When a record holds a picture, leave the picture out and copy everything else exactly.

(DATA SHOWN Opens)

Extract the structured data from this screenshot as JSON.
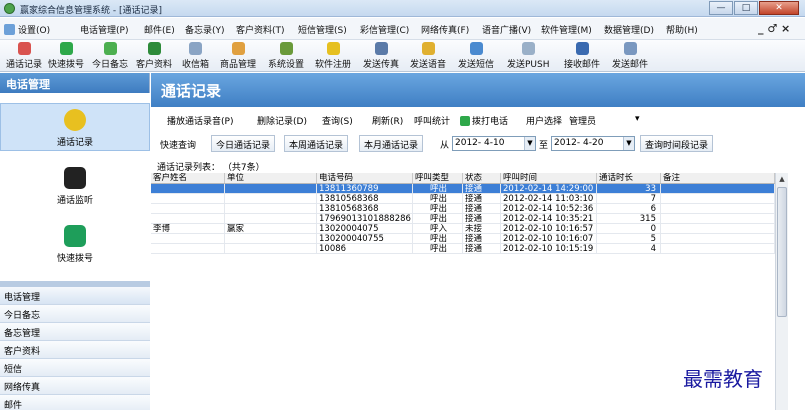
{
  "window": {
    "title": "赢家综合信息管理系统 - [通话记录]",
    "minimize": "—",
    "maximize": "□",
    "close": "✕"
  },
  "menu": {
    "items": [
      {
        "label": "设置(O)",
        "icon": "gear-icon"
      },
      {
        "label": "电话管理(P)"
      },
      {
        "label": "邮件(E)"
      },
      {
        "label": "备忘录(Y)"
      },
      {
        "label": "客户资料(T)"
      },
      {
        "label": "短信管理(S)"
      },
      {
        "label": "彩信管理(C)"
      },
      {
        "label": "网络传真(F)"
      },
      {
        "label": "语音广播(V)"
      },
      {
        "label": "软件管理(M)"
      },
      {
        "label": "数据管理(D)"
      },
      {
        "label": "帮助(H)"
      }
    ],
    "mdi_controls": "_ ♂ ×"
  },
  "toolbar": {
    "items": [
      {
        "label": "通话记录",
        "icon": "phone-record-icon",
        "color": "#d9534f"
      },
      {
        "label": "快速拨号",
        "icon": "quick-dial-icon",
        "color": "#2ea84a"
      },
      {
        "label": "今日备忘",
        "icon": "memo-icon",
        "color": "#4caf50"
      },
      {
        "label": "客户资料",
        "icon": "customer-icon",
        "color": "#2e8b3a"
      },
      {
        "label": "收信箱",
        "icon": "inbox-icon",
        "color": "#8aa4c4"
      },
      {
        "label": "商品管理",
        "icon": "goods-icon",
        "color": "#e0a040"
      },
      {
        "label": "系统设置",
        "icon": "settings-icon",
        "color": "#6a9a3a"
      },
      {
        "label": "软件注册",
        "icon": "register-icon",
        "color": "#e6c020"
      },
      {
        "label": "发送传真",
        "icon": "fax-icon",
        "color": "#5a7aa8"
      },
      {
        "label": "发送语音",
        "icon": "voice-icon",
        "color": "#e0b030"
      },
      {
        "label": "发送短信",
        "icon": "sms-icon",
        "color": "#4a8ad0"
      },
      {
        "label": "发送PUSH",
        "icon": "push-icon",
        "color": "#9ab0c8"
      },
      {
        "label": "接收邮件",
        "icon": "receive-mail-icon",
        "color": "#3a6ab0"
      },
      {
        "label": "发送邮件",
        "icon": "send-mail-icon",
        "color": "#7a98c0"
      }
    ]
  },
  "sidebar": {
    "header": "电话管理",
    "big_items": [
      {
        "label": "通话记录",
        "icon": "call-record-icon",
        "color": "#e8c020",
        "selected": true
      },
      {
        "label": "通话监听",
        "icon": "headset-icon",
        "color": "#222222",
        "selected": false
      },
      {
        "label": "快速拨号",
        "icon": "dial-phone-icon",
        "color": "#1e9e5a",
        "selected": false
      }
    ],
    "nav": [
      "电话管理",
      "今日备忘",
      "备忘管理",
      "客户资料",
      "短信",
      "网络传真",
      "邮件"
    ]
  },
  "main": {
    "header": "通话记录",
    "actions": {
      "play": "播放通话录音(P)",
      "delete": "删除记录(D)",
      "query": "查询(S)",
      "refresh": "刷新(R)",
      "stats": "呼叫统计",
      "dial": "拨打电话",
      "user_select_label": "用户选择",
      "user_select_value": "管理员"
    },
    "query": {
      "quick": "快速查询",
      "today": "今日通话记录",
      "week": "本周通话记录",
      "month": "本月通话记录",
      "from_label": "从",
      "from_date": "2012- 4-10",
      "to_label": "至",
      "to_date": "2012- 4-20",
      "range_btn": "查询时间段记录"
    },
    "list_title": "通话记录列表：  （共7条）",
    "columns": [
      "客户姓名",
      "单位",
      "电话号码",
      "呼叫类型",
      "状态",
      "呼叫时间",
      "通话时长",
      "备注"
    ],
    "rows": [
      [
        "",
        "",
        "13811360789",
        "呼出",
        "接通",
        "2012-02-14 14:29:00",
        "33",
        ""
      ],
      [
        "",
        "",
        "13810568368",
        "呼出",
        "接通",
        "2012-02-14 11:03:10",
        "7",
        ""
      ],
      [
        "",
        "",
        "13810568368",
        "呼出",
        "接通",
        "2012-02-14 10:52:36",
        "6",
        ""
      ],
      [
        "",
        "",
        "17969013101888286",
        "呼出",
        "接通",
        "2012-02-14 10:35:21",
        "315",
        ""
      ],
      [
        "李博",
        "赢家",
        "13020004075",
        "呼入",
        "未接",
        "2012-02-10 10:16:57",
        "0",
        ""
      ],
      [
        "",
        "",
        "130200040755",
        "呼出",
        "接通",
        "2012-02-10 10:16:07",
        "5",
        ""
      ],
      [
        "",
        "",
        "10086",
        "呼出",
        "接通",
        "2012-02-10 10:15:19",
        "4",
        ""
      ]
    ],
    "selected_row": 0
  },
  "watermark": "最需教育"
}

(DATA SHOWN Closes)

- **RESPONSE**
Extract the structured data from this screenshot as JSON.
{
  "window": {
    "title": "赢家综合信息管理系统 - [通话记录]",
    "minimize": "—",
    "maximize": "□",
    "close": "✕"
  },
  "menu": {
    "items": [
      {
        "label": "设置(O)",
        "icon": "gear-icon"
      },
      {
        "label": "电话管理(P)"
      },
      {
        "label": "邮件(E)"
      },
      {
        "label": "备忘录(Y)"
      },
      {
        "label": "客户资料(T)"
      },
      {
        "label": "短信管理(S)"
      },
      {
        "label": "彩信管理(C)"
      },
      {
        "label": "网络传真(F)"
      },
      {
        "label": "语音广播(V)"
      },
      {
        "label": "软件管理(M)"
      },
      {
        "label": "数据管理(D)"
      },
      {
        "label": "帮助(H)"
      }
    ],
    "mdi_controls": "_ ♂ ×"
  },
  "toolbar": {
    "items": [
      {
        "label": "通话记录",
        "icon": "phone-record-icon",
        "color": "#d9534f"
      },
      {
        "label": "快速拨号",
        "icon": "quick-dial-icon",
        "color": "#2ea84a"
      },
      {
        "label": "今日备忘",
        "icon": "memo-icon",
        "color": "#4caf50"
      },
      {
        "label": "客户资料",
        "icon": "customer-icon",
        "color": "#2e8b3a"
      },
      {
        "label": "收信箱",
        "icon": "inbox-icon",
        "color": "#8aa4c4"
      },
      {
        "label": "商品管理",
        "icon": "goods-icon",
        "color": "#e0a040"
      },
      {
        "label": "系统设置",
        "icon": "settings-icon",
        "color": "#6a9a3a"
      },
      {
        "label": "软件注册",
        "icon": "register-icon",
        "color": "#e6c020"
      },
      {
        "label": "发送传真",
        "icon": "fax-icon",
        "color": "#5a7aa8"
      },
      {
        "label": "发送语音",
        "icon": "voice-icon",
        "color": "#e0b030"
      },
      {
        "label": "发送短信",
        "icon": "sms-icon",
        "color": "#4a8ad0"
      },
      {
        "label": "发送PUSH",
        "icon": "push-icon",
        "color": "#9ab0c8"
      },
      {
        "label": "接收邮件",
        "icon": "receive-mail-icon",
        "color": "#3a6ab0"
      },
      {
        "label": "发送邮件",
        "icon": "send-mail-icon",
        "color": "#7a98c0"
      }
    ]
  },
  "sidebar": {
    "header": "电话管理",
    "big_items": [
      {
        "label": "通话记录",
        "icon": "call-record-icon",
        "color": "#e8c020",
        "selected": true
      },
      {
        "label": "通话监听",
        "icon": "headset-icon",
        "color": "#222222",
        "selected": false
      },
      {
        "label": "快速拨号",
        "icon": "dial-phone-icon",
        "color": "#1e9e5a",
        "selected": false
      }
    ],
    "nav": [
      "电话管理",
      "今日备忘",
      "备忘管理",
      "客户资料",
      "短信",
      "网络传真",
      "邮件"
    ]
  },
  "main": {
    "header": "通话记录",
    "actions": {
      "play": "播放通话录音(P)",
      "delete": "删除记录(D)",
      "query": "查询(S)",
      "refresh": "刷新(R)",
      "stats": "呼叫统计",
      "dial": "拨打电话",
      "user_select_label": "用户选择",
      "user_select_value": "管理员"
    },
    "query": {
      "quick": "快速查询",
      "today": "今日通话记录",
      "week": "本周通话记录",
      "month": "本月通话记录",
      "from_label": "从",
      "from_date": "2012- 4-10",
      "to_label": "至",
      "to_date": "2012- 4-20",
      "range_btn": "查询时间段记录"
    },
    "list_title": "通话记录列表：  （共7条）",
    "columns": [
      "客户姓名",
      "单位",
      "电话号码",
      "呼叫类型",
      "状态",
      "呼叫时间",
      "通话时长",
      "备注"
    ],
    "rows": [
      [
        "",
        "",
        "13811360789",
        "呼出",
        "接通",
        "2012-02-14 14:29:00",
        "33",
        ""
      ],
      [
        "",
        "",
        "13810568368",
        "呼出",
        "接通",
        "2012-02-14 11:03:10",
        "7",
        ""
      ],
      [
        "",
        "",
        "13810568368",
        "呼出",
        "接通",
        "2012-02-14 10:52:36",
        "6",
        ""
      ],
      [
        "",
        "",
        "17969013101888286",
        "呼出",
        "接通",
        "2012-02-14 10:35:21",
        "315",
        ""
      ],
      [
        "李博",
        "赢家",
        "13020004075",
        "呼入",
        "未接",
        "2012-02-10 10:16:57",
        "0",
        ""
      ],
      [
        "",
        "",
        "130200040755",
        "呼出",
        "接通",
        "2012-02-10 10:16:07",
        "5",
        ""
      ],
      [
        "",
        "",
        "10086",
        "呼出",
        "接通",
        "2012-02-10 10:15:19",
        "4",
        ""
      ]
    ],
    "selected_row": 0
  },
  "watermark": "最需教育"
}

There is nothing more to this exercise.